▸ Problem to solve
In the records below, find each line containing the word "data" and copy it.

..............................

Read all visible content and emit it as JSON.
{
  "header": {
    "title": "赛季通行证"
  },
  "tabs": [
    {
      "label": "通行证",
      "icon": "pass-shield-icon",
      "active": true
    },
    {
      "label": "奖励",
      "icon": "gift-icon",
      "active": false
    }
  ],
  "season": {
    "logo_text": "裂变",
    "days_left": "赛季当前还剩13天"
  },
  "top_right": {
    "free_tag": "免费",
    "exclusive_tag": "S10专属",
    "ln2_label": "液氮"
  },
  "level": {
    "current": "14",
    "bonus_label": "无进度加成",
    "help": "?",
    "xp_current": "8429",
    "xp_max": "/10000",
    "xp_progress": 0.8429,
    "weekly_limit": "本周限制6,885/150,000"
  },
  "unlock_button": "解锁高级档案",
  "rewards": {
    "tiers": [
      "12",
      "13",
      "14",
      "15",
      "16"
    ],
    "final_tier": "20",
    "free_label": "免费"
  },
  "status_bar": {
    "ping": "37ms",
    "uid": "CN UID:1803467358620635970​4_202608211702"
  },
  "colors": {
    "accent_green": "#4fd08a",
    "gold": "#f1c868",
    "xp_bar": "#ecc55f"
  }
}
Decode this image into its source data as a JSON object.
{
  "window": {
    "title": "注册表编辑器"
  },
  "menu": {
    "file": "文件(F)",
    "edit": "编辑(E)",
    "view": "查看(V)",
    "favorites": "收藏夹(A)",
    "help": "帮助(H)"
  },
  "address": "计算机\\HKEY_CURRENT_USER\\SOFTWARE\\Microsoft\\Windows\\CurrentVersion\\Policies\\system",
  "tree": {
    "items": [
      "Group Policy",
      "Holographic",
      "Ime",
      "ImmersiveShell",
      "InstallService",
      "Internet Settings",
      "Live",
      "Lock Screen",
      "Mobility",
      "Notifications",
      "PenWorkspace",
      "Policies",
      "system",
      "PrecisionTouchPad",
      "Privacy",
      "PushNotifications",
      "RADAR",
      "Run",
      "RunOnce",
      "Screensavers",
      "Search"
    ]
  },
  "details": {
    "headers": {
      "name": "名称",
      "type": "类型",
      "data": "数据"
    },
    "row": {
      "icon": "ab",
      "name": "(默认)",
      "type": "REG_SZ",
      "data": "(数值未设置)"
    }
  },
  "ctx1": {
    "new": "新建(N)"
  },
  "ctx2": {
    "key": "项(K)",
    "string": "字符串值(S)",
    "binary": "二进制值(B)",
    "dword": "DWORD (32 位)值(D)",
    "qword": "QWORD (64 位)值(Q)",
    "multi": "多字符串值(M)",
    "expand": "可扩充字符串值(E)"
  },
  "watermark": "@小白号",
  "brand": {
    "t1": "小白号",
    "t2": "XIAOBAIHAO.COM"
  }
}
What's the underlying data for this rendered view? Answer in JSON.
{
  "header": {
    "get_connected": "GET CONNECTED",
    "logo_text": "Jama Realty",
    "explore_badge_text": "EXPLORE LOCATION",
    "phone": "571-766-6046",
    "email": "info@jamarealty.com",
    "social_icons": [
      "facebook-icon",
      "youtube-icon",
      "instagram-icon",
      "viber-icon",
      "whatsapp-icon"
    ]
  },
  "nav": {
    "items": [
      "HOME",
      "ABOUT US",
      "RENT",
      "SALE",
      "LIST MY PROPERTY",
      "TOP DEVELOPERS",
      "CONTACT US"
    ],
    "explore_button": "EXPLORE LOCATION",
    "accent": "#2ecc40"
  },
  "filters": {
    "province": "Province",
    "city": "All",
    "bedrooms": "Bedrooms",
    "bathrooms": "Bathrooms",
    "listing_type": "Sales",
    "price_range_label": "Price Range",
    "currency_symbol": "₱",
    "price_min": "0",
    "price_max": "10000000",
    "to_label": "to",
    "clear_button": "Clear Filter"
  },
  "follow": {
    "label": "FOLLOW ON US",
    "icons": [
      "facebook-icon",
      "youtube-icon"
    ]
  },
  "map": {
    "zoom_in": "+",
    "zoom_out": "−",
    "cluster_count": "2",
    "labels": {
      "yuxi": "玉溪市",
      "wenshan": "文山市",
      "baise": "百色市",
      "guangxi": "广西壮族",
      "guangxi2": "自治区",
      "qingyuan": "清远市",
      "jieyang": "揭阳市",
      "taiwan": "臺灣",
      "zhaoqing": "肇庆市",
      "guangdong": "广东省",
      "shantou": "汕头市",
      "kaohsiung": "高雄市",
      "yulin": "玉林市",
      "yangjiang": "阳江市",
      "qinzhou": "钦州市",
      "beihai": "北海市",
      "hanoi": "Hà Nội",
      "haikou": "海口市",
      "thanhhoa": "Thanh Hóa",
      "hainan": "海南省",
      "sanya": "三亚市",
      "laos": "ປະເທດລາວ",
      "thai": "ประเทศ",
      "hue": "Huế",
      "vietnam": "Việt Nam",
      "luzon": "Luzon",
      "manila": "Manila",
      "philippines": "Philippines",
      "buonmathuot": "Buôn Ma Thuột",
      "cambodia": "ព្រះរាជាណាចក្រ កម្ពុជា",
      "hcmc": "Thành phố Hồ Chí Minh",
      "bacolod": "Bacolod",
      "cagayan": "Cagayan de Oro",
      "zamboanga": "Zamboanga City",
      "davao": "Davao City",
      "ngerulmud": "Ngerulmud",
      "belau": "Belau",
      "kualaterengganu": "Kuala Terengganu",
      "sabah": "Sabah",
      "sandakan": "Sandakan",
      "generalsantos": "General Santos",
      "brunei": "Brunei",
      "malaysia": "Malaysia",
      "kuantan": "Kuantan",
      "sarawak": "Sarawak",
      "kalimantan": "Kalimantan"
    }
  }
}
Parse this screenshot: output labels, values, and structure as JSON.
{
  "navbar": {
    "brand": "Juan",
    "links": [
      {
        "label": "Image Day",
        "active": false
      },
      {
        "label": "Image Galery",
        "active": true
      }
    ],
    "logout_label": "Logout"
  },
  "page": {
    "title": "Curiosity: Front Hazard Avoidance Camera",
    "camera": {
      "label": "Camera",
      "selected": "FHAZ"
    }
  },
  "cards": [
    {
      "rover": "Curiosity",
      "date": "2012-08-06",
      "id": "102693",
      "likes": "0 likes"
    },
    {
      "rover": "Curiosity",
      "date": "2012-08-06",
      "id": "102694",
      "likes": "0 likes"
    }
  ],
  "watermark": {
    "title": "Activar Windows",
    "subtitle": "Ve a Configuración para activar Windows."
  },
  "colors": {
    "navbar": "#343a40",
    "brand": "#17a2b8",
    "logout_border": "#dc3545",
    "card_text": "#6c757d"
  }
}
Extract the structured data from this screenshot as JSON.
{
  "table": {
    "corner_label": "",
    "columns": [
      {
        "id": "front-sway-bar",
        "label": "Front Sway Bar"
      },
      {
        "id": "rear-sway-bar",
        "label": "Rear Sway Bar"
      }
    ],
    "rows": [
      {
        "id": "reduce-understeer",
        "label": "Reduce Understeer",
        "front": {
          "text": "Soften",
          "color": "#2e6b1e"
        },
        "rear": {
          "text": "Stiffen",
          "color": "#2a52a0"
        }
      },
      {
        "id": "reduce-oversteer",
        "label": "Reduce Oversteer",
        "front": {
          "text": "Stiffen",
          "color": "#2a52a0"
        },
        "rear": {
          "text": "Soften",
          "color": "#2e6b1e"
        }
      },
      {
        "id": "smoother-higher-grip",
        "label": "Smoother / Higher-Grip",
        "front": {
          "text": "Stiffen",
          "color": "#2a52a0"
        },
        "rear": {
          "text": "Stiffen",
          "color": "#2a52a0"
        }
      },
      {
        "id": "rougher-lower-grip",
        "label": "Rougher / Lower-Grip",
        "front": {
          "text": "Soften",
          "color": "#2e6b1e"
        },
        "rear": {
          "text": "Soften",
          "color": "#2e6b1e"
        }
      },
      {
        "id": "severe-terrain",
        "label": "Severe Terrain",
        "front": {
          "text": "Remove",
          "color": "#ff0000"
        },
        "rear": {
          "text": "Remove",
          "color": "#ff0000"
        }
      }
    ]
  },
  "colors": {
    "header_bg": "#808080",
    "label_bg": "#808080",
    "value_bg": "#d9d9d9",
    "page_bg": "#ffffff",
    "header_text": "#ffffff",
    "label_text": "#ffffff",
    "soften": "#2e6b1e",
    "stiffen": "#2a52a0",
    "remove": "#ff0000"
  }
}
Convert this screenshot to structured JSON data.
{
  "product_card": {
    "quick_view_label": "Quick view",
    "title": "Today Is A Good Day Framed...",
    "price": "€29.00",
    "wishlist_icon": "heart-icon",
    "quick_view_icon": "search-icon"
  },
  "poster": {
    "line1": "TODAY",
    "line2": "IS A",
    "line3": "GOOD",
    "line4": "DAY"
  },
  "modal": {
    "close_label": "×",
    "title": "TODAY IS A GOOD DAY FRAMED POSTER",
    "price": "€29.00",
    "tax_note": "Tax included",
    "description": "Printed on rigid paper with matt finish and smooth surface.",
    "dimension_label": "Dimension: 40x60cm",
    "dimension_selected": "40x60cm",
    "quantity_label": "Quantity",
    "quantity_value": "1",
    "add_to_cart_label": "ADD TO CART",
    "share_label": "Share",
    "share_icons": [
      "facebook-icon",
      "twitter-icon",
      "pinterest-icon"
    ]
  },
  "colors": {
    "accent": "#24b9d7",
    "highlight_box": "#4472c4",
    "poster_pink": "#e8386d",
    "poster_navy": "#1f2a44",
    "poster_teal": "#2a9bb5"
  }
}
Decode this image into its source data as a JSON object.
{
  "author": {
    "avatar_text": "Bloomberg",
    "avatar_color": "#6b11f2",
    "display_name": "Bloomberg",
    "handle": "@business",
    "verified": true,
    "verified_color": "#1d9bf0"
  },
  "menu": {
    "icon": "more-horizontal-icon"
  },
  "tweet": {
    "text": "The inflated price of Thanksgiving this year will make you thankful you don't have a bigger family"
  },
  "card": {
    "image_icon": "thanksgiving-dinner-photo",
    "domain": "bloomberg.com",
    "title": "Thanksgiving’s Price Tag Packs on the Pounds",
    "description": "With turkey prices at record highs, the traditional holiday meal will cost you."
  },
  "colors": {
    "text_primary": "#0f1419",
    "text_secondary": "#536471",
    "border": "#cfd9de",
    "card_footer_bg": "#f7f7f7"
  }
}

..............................

▸ Solution
Decode this image into its source data as a JSON object.
      "data": "数据"
      "data": "(数值未设置)"
What's the underlying data for this rendered view? Answer in JSON.
Extract the structured data from this screenshot as JSON.
Convert this screenshot to structured JSON data.
Decode this image into its source data as a JSON object.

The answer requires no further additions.